╭──

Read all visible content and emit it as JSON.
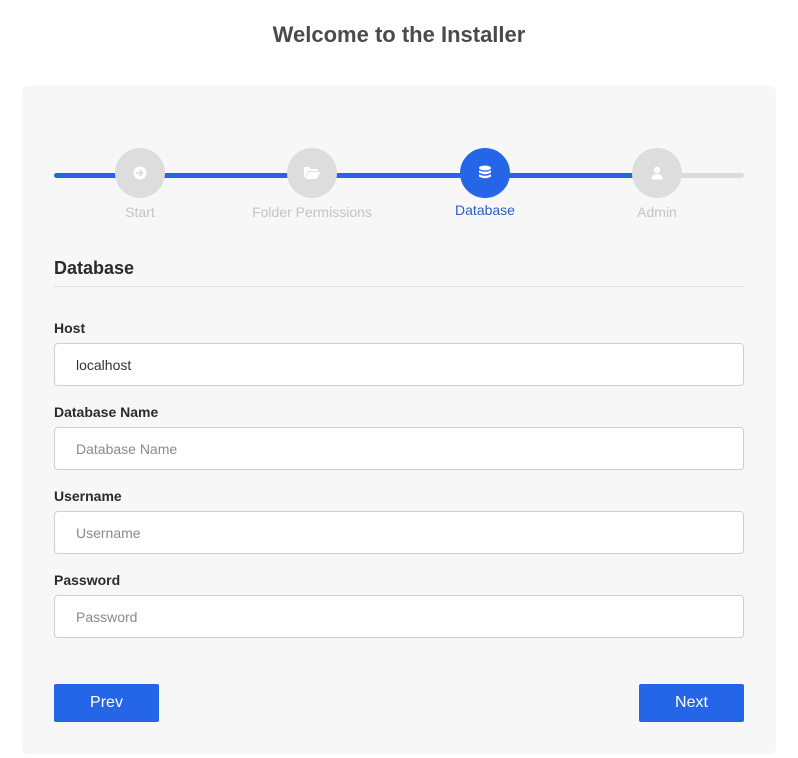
{
  "page": {
    "title": "Welcome to the Installer"
  },
  "colors": {
    "accent": "#2566e8",
    "inactive_step": "#dddddd",
    "card_bg": "#f7f7f7"
  },
  "stepper": {
    "steps": [
      {
        "label": "Start",
        "icon": "arrow-circle-right-icon",
        "state": "completed"
      },
      {
        "label": "Folder Permissions",
        "icon": "folder-open-icon",
        "state": "completed"
      },
      {
        "label": "Database",
        "icon": "database-icon",
        "state": "active"
      },
      {
        "label": "Admin",
        "icon": "user-icon",
        "state": "pending"
      }
    ]
  },
  "section": {
    "title": "Database"
  },
  "form": {
    "host": {
      "label": "Host",
      "value": "localhost",
      "placeholder": "Host"
    },
    "database_name": {
      "label": "Database Name",
      "value": "",
      "placeholder": "Database Name"
    },
    "username": {
      "label": "Username",
      "value": "",
      "placeholder": "Username"
    },
    "password": {
      "label": "Password",
      "value": "",
      "placeholder": "Password"
    }
  },
  "buttons": {
    "prev": "Prev",
    "next": "Next"
  }
}
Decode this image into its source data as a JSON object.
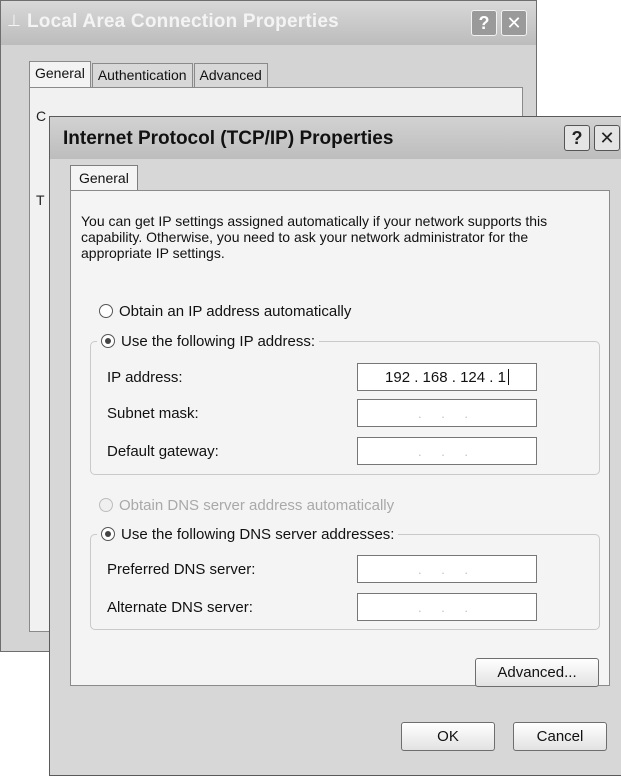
{
  "back_window": {
    "title": "Local Area Connection Properties",
    "title_icon": "network-connection-icon",
    "help_button": "?",
    "close_button": "✕",
    "tabs": [
      {
        "label": "General",
        "active": true
      },
      {
        "label": "Authentication",
        "active": false
      },
      {
        "label": "Advanced",
        "active": false
      }
    ],
    "visible_fragments": [
      "C",
      "T"
    ]
  },
  "front_window": {
    "title": "Internet Protocol (TCP/IP) Properties",
    "help_button": "?",
    "close_button": "✕",
    "tab": "General",
    "intro_text": "You can get IP settings assigned automatically if your network supports this capability. Otherwise, you need to ask your network administrator for the appropriate IP settings.",
    "ip_options": {
      "auto": {
        "label": "Obtain an IP address automatically",
        "selected": false
      },
      "manual": {
        "label": "Use the following IP address:",
        "selected": true
      }
    },
    "ip_fields": [
      {
        "label": "IP address:",
        "value": "192 . 168 . 124 .   1"
      },
      {
        "label": "Subnet mask:",
        "value": ". . ."
      },
      {
        "label": "Default gateway:",
        "value": ". . ."
      }
    ],
    "dns_options": {
      "auto": {
        "label": "Obtain DNS server address automatically",
        "selected": false,
        "disabled": true
      },
      "manual": {
        "label": "Use the following DNS server addresses:",
        "selected": true
      }
    },
    "dns_fields": [
      {
        "label": "Preferred DNS server:",
        "value": ". . ."
      },
      {
        "label": "Alternate DNS server:",
        "value": ". . ."
      }
    ],
    "advanced_button": "Advanced...",
    "ok_button": "OK",
    "cancel_button": "Cancel"
  }
}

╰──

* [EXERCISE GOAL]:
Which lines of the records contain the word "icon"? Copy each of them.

* [WRITTEN RESPONSE]:
        "icon": "arrow-circle-right-icon",
        "icon": "folder-open-icon",
        "icon": "database-icon",
        "icon": "user-icon",
    "title_icon": "network-connection-icon",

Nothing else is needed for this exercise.